_Material for the task_
# # #

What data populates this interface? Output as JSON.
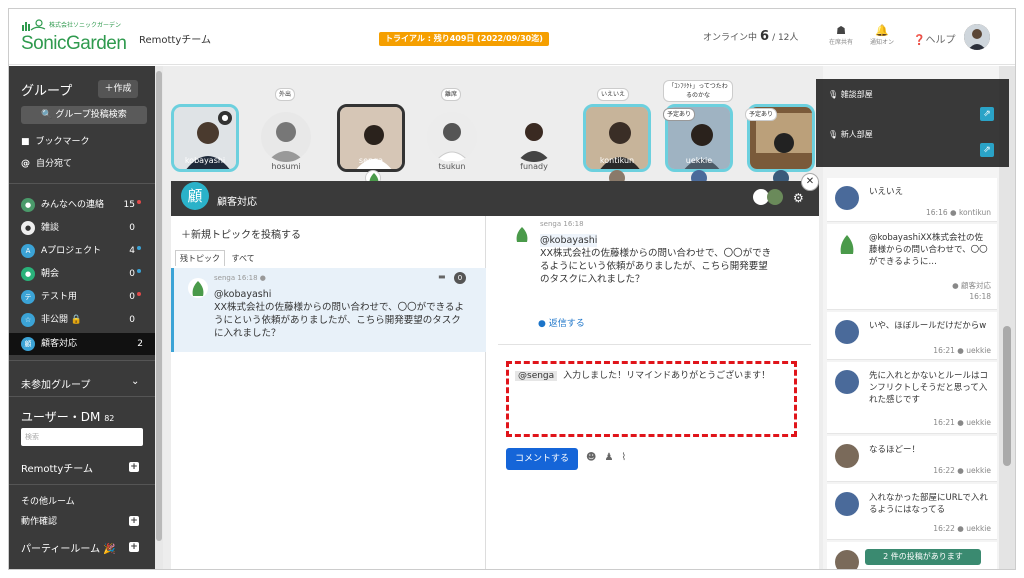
{
  "brand": {
    "logo_sub": "株式会社ソニックガーデン",
    "logo_name": "SonicGarden",
    "team": "Remottyチーム"
  },
  "header": {
    "trial": "トライアル : 残り409日 (2022/09/30迄)",
    "online_label": "オンライン中",
    "online_count": "6",
    "online_total": "/ 12人",
    "icon1": "在席共有",
    "icon2": "通知オン",
    "help": "ヘルプ"
  },
  "sidebar": {
    "title": "グループ",
    "create": "＋作成",
    "search": "グループ投稿検索",
    "links": [
      {
        "label": "ブックマーク",
        "icon": "bookmark-icon"
      },
      {
        "label": "自分宛て",
        "icon": "at-icon"
      }
    ],
    "groups": [
      {
        "label": "みんなへの連絡",
        "count": "15",
        "dot": "#e24a4a"
      },
      {
        "label": "雑談",
        "count": "0",
        "dot": ""
      },
      {
        "label": "Aプロジェクト",
        "count": "4",
        "dot": "#3ba3d6"
      },
      {
        "label": "朝会",
        "count": "0",
        "dot": "#3ba3d6"
      },
      {
        "label": "テスト用",
        "count": "0",
        "dot": "#e24a4a"
      },
      {
        "label": "非公開",
        "count": "0",
        "dot": ""
      },
      {
        "label": "顧客対応",
        "count": "2",
        "dot": ""
      }
    ],
    "unjoined": "未参加グループ",
    "users": "ユーザー・DM",
    "users_count": "82",
    "dm_placeholder": "検索",
    "team_room": "Remottyチーム",
    "other_rooms": "その他ルーム",
    "room1": "動作確認",
    "room2": "パーティールーム"
  },
  "videos": [
    {
      "name": "kobayashi",
      "bubble": ""
    },
    {
      "name": "hosumi",
      "bubble": "外出"
    },
    {
      "name": "senga",
      "bubble": ""
    },
    {
      "name": "tsukun",
      "bubble": "離席"
    },
    {
      "name": "funady",
      "bubble": ""
    },
    {
      "name": "kontikun",
      "bubble": "いえいえ"
    },
    {
      "name": "uekkie",
      "bubble": "「ｺﾝﾌﾘｸﾄ」ってつたわるのかな"
    },
    {
      "name": "",
      "bubble": "予定あり"
    }
  ],
  "tags": {
    "yotei1": "予定あり",
    "yotei2": "予定あり"
  },
  "room": {
    "badge": "顧",
    "title": "顧客対応",
    "new_topic": "＋新規トピックを投稿する",
    "tab1": "残トピック",
    "tab2": "すべて",
    "thread": {
      "user": "senga",
      "time": "16:18",
      "mention": "@kobayashi",
      "text": "XX株式会社の佐藤様からの問い合わせで、〇〇ができるようにという依頼がありましたが、こちら開発要望のタスクに入れました？"
    },
    "detail": {
      "user": "senga",
      "time": "16:18",
      "mention": "@kobayashi",
      "text": "XX株式会社の佐藤様からの問い合わせで、〇〇ができるようにという依頼がありましたが、こちら開発要望のタスクに入れました？",
      "reply": "返信する"
    },
    "compose": {
      "tag": "@senga",
      "text": "入力しました！リマインドありがとうございます！"
    },
    "send": "コメントする"
  },
  "rooms_popup": {
    "room1": "雑談部屋",
    "room2": "新人部屋"
  },
  "feed": [
    {
      "text": "いえいえ",
      "time": "16:16",
      "user": "kontikun"
    },
    {
      "text": "@kobayashiXX株式会社の佐藤様からの問い合わせで、〇〇ができるように…",
      "time": "16:18",
      "user": "顧客対応"
    },
    {
      "text": "いや、ほぼルールだけだからw",
      "time": "16:21",
      "user": "uekkie"
    },
    {
      "text": "先に入れとかないとルールはコンフリクトしそうだと思って入れた感じです",
      "time": "16:21",
      "user": "uekkie"
    },
    {
      "text": "なるほどー！",
      "time": "16:22",
      "user": "uekkie"
    },
    {
      "text": "入れなかった部屋にURLで入れるようにはなってる",
      "time": "16:22",
      "user": "uekkie"
    }
  ],
  "new_posts": "2 件の投稿があります",
  "colors": {
    "accent": "#2ab2c9",
    "sidebar": "#3a3a3a",
    "send": "#1565d8",
    "trial": "#f59f00"
  }
}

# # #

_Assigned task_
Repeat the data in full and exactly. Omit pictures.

_Task output_
What data populates this interface? Output as JSON.
{
  "brand": {
    "logo_sub": "株式会社ソニックガーデン",
    "logo_name": "SonicGarden",
    "team": "Remottyチーム"
  },
  "header": {
    "trial": "トライアル : 残り409日 (2022/09/30迄)",
    "online_label": "オンライン中",
    "online_count": "6",
    "online_total": "/ 12人",
    "icon1": "在席共有",
    "icon2": "通知オン",
    "help": "ヘルプ"
  },
  "sidebar": {
    "title": "グループ",
    "create": "＋作成",
    "search": "グループ投稿検索",
    "links": [
      {
        "label": "ブックマーク",
        "icon": "bookmark-icon"
      },
      {
        "label": "自分宛て",
        "icon": "at-icon"
      }
    ],
    "groups": [
      {
        "label": "みんなへの連絡",
        "count": "15",
        "dot": "#e24a4a"
      },
      {
        "label": "雑談",
        "count": "0",
        "dot": ""
      },
      {
        "label": "Aプロジェクト",
        "count": "4",
        "dot": "#3ba3d6"
      },
      {
        "label": "朝会",
        "count": "0",
        "dot": "#3ba3d6"
      },
      {
        "label": "テスト用",
        "count": "0",
        "dot": "#e24a4a"
      },
      {
        "label": "非公開",
        "count": "0",
        "dot": ""
      },
      {
        "label": "顧客対応",
        "count": "2",
        "dot": ""
      }
    ],
    "unjoined": "未参加グループ",
    "users": "ユーザー・DM",
    "users_count": "82",
    "dm_placeholder": "検索",
    "team_room": "Remottyチーム",
    "other_rooms": "その他ルーム",
    "room1": "動作確認",
    "room2": "パーティールーム"
  },
  "videos": [
    {
      "name": "kobayashi",
      "bubble": ""
    },
    {
      "name": "hosumi",
      "bubble": "外出"
    },
    {
      "name": "senga",
      "bubble": ""
    },
    {
      "name": "tsukun",
      "bubble": "離席"
    },
    {
      "name": "funady",
      "bubble": ""
    },
    {
      "name": "kontikun",
      "bubble": "いえいえ"
    },
    {
      "name": "uekkie",
      "bubble": "「ｺﾝﾌﾘｸﾄ」ってつたわるのかな"
    },
    {
      "name": "",
      "bubble": "予定あり"
    }
  ],
  "tags": {
    "yotei1": "予定あり",
    "yotei2": "予定あり"
  },
  "room": {
    "badge": "顧",
    "title": "顧客対応",
    "new_topic": "＋新規トピックを投稿する",
    "tab1": "残トピック",
    "tab2": "すべて",
    "thread": {
      "user": "senga",
      "time": "16:18",
      "mention": "@kobayashi",
      "text": "XX株式会社の佐藤様からの問い合わせで、〇〇ができるようにという依頼がありましたが、こちら開発要望のタスクに入れました？"
    },
    "detail": {
      "user": "senga",
      "time": "16:18",
      "mention": "@kobayashi",
      "text": "XX株式会社の佐藤様からの問い合わせで、〇〇ができるようにという依頼がありましたが、こちら開発要望のタスクに入れました？",
      "reply": "返信する"
    },
    "compose": {
      "tag": "@senga",
      "text": "入力しました！リマインドありがとうございます！"
    },
    "send": "コメントする"
  },
  "rooms_popup": {
    "room1": "雑談部屋",
    "room2": "新人部屋"
  },
  "feed": [
    {
      "text": "いえいえ",
      "time": "16:16",
      "user": "kontikun"
    },
    {
      "text": "@kobayashiXX株式会社の佐藤様からの問い合わせで、〇〇ができるように…",
      "time": "16:18",
      "user": "顧客対応"
    },
    {
      "text": "いや、ほぼルールだけだからw",
      "time": "16:21",
      "user": "uekkie"
    },
    {
      "text": "先に入れとかないとルールはコンフリクトしそうだと思って入れた感じです",
      "time": "16:21",
      "user": "uekkie"
    },
    {
      "text": "なるほどー！",
      "time": "16:22",
      "user": "uekkie"
    },
    {
      "text": "入れなかった部屋にURLで入れるようにはなってる",
      "time": "16:22",
      "user": "uekkie"
    }
  ],
  "new_posts": "2 件の投稿があります",
  "colors": {
    "accent": "#2ab2c9",
    "sidebar": "#3a3a3a",
    "send": "#1565d8",
    "trial": "#f59f00"
  }
}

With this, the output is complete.